Underappreciated ’80s: July 1986—The Month of Genesis
Earth-shattering revelations don’t hit us very often.
It seems to happen disproportionately to men in deserts, or so they claim, but it also happens sometimes to teenagers listening to the radio. Particularly to one teenager (me) listening to the radio in one month (July 1986) and realizing the musical dynasty spawned by one group:
Let me start with a bit of background. Although by 1986 Genesis was well on its way to commercial juggernaut status as it followed its pop muse, the band’s work was a pale echo of the vibrant music of the early 1970s lineup: Peter Gabriel on vocals (and often flute), Tony Banks on keyboards, Mike Rutherford on bass and guitars, Steve Hackett on lead guitar, and Phil Collins on drums.
If you’re a fan of classic rock music, you have no excuse not to know and love the stunning, complex music the band made in the 1970s, including:
- Gabriel’s vocal gymnastics in “The Musical Box” (from 1971’s Nursery Cryme);
- Hackett’s guitar solo of pure emotion in “Firth of Fifth” (from 1973’s Selling England by the Pound);
- Banks’ amazing keyboard work on songs like the same album’s “The Cinema Show;” and
- Collins’ dazzling drum fills—in 9/8 time—in the 23-minute epic “Supper’s Ready” (from 1972’s Foxtrot).
Then, during one week in late July 1986, an amazing thing happened.
Genesis, its members, and its former members were responsible for SEVEN songs in Billboard’s top 100 during the same week:
- First, there was “Invisible Touch,” the number one smash that was still selling better than Izod shirts.
- Second, Peter Gabriel’s “Sledgehammer” replaced “Invisible Touch” in the number one spot.
- Third and Fourth, the Mike Rutherford-fronted Mike + the Mechanics had two singles on the charts, “All I Need Is a Miracle” and the lesser hit “Taken In.”
- Fifth and Six were Phil Collins’ fading smash “Take Me Home” and the song he produced (and played drums on) for Howard Jones, “No One Is To Blame.”

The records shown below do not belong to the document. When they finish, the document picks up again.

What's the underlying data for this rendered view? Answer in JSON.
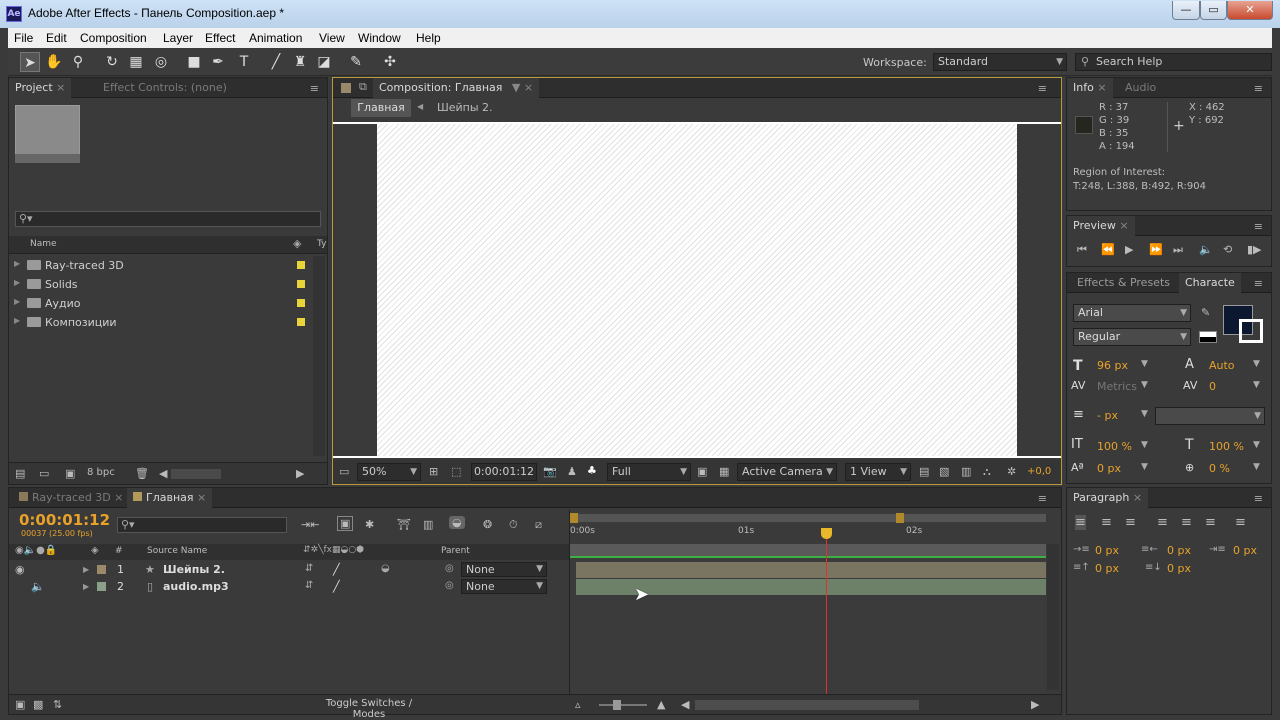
{
  "window": {
    "title": "Adobe After Effects - Панель Composition.aep *",
    "app_icon": "Ae"
  },
  "menu": [
    "File",
    "Edit",
    "Composition",
    "Layer",
    "Effect",
    "Animation",
    "View",
    "Window",
    "Help"
  ],
  "toolbar": {
    "workspace_label": "Workspace:",
    "workspace_value": "Standard",
    "search_placeholder": "Search Help"
  },
  "project": {
    "tab_project": "Project",
    "tab_effect_controls": "Effect Controls: (none)",
    "col_name": "Name",
    "col_type": "Ty",
    "items": [
      {
        "name": "Ray-traced 3D"
      },
      {
        "name": "Solids"
      },
      {
        "name": "Аудио"
      },
      {
        "name": "Композиции"
      }
    ],
    "bpc": "8 bpc",
    "label_color": "#e8d43a"
  },
  "composition": {
    "tab": "Composition: Главная",
    "breadcrumb_active": "Главная",
    "breadcrumb_other": "Шейпы 2.",
    "zoom": "50%",
    "timecode": "0:00:01:12",
    "resolution": "Full",
    "camera": "Active Camera",
    "views": "1 View",
    "exposure": "+0,0"
  },
  "info": {
    "tab_info": "Info",
    "tab_audio": "Audio",
    "r": "R : 37",
    "g": "G : 39",
    "b": "B : 35",
    "a": "A : 194",
    "x": "X : 462",
    "y": "Y : 692",
    "roi_label": "Region of Interest:",
    "roi_value": "T:248, L:388, B:492, R:904"
  },
  "preview": {
    "tab": "Preview"
  },
  "character": {
    "tab_effects": "Effects & Presets",
    "tab_character": "Characte",
    "font": "Arial",
    "style": "Regular",
    "size": "96 px",
    "leading": "Auto",
    "kerning": "Metrics",
    "tracking": "0",
    "stroke": "- px",
    "vscale": "100 %",
    "hscale": "100 %",
    "baseline": "0 px",
    "tsume": "0 %"
  },
  "paragraph": {
    "tab": "Paragraph",
    "indent_left": "0 px",
    "indent_right": "0 px",
    "indent_first": "0 px",
    "space_before": "0 px",
    "space_after": "0 px"
  },
  "timeline": {
    "tab_inactive": "Ray-traced 3D",
    "tab_active": "Главная",
    "timecode": "0:00:01:12",
    "frames": "00037 (25.00 fps)",
    "col_hash": "#",
    "col_source": "Source Name",
    "col_parent": "Parent",
    "ruler": [
      "0:00s",
      "01s",
      "02s"
    ],
    "layers": [
      {
        "num": "1",
        "name": "Шейпы 2.",
        "parent": "None"
      },
      {
        "num": "2",
        "name": "audio.mp3",
        "parent": "None"
      }
    ],
    "toggle_label": "Toggle Switches / Modes"
  },
  "colors": {
    "accent": "#e8a22a",
    "playhead": "#e03030",
    "track_green": "#5f7a55"
  }
}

- Seventh, listeners were buying up the first single from the band GTR, the joint project of Steve Hackett and ex-Yes guitarist Steve Howe. GTR's biggest hit, which reached #14 in the US, was “When the Heart Rules the Mind.”
And it all started one amazing week in July 1986.